Can you share some of your favorite small business lending stories from your time at Ready Capital?
Back in 2016, I got a call from a friend: “I’ve got this guy who wants to buy a golf course outside of Oklahoma City. He’s a PGA pro, lives in Dallas, but he’s probably more geared toward the business side of golf.”
The golf course was being run by a developer who didn’t have a lot of expertise. So, we evaluated the borrower’s experience and lent him the money. To be able to talk to him today and say: “Hey, Mike, could you meet me in North Carolina? There’s a veteran out there who’s suffering from extreme PTSD and he’s picked up golf. Would you mind giving him a lesson?” He says “absolutely.” And he’s running a very successful business snow. There’s that whole give-back. It’s more than just a business transaction.
There was this other guy who owned Urban Air in Cleveland. He was a retired banker himself with millions in net worth. He said “This is my second location. The bank isn’t going to finance it.” I gave him talking points to go back to his bank. It was a timing issue. He came back to us to get the deal done. This is relationship lending to a tee. For small businesses, it’s “I can’t fail at this or I’ll lose everything.” It’s personal.
My last story is not a story about lending, and it predates my time at Ready Capital. At a business plan seminar in a low-income area in Cleveland, Ohio, I was part of the coaching team. A woman wanted to open up her own retail dress shop. She wanted to bring something nice to her community. I told her “You have a skill. You sew. Why do you want to pay rent or buy a building you have to pay a mortgage on?” She said: “So people will come.” I said: “Why?” “Because they like my dresses.” “Can they afford your dresses?” “I don’t know.” “Would you mind if I made an introduction for you? There’s a dry cleaner with eight locations in the area who needs someone to do repairs.”
She got business out of it. In addition to her repair work, she started getting requests to make prom dresses and things like that. She would have borrowed money for an unnecessary retail space. But this way, she could monetize her skillset and utilize a lot of the equipment she already had. Spend a little bit more time making these introductions to help people make a living and also have a small business. I didn’t make a loan to her, but she became a successful businesswoman. It’s time well spent.
John Moshier brings close to 25 years of experience as a lending leader with a focus on Small Business Administration (SBA) loan programs. John also periodically appears on the Military Makeover with Montel Williams show on Lifetime which Ready Capital proudly sponsors.
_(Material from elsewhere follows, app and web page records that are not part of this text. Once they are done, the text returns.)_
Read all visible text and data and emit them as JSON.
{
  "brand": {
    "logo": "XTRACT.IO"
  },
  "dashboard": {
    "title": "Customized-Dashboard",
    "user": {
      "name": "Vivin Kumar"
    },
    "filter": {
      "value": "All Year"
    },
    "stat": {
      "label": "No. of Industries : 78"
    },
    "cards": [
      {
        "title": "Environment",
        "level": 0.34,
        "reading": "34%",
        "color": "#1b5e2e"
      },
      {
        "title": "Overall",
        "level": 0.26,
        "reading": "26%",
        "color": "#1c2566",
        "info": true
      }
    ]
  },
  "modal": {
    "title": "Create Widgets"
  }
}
Learn more about the small business lending program at Ready Capital.
Inside Ready Capital is a Q&A series with Ready Capital employees that amplifies thought leadership and other unique perspectives.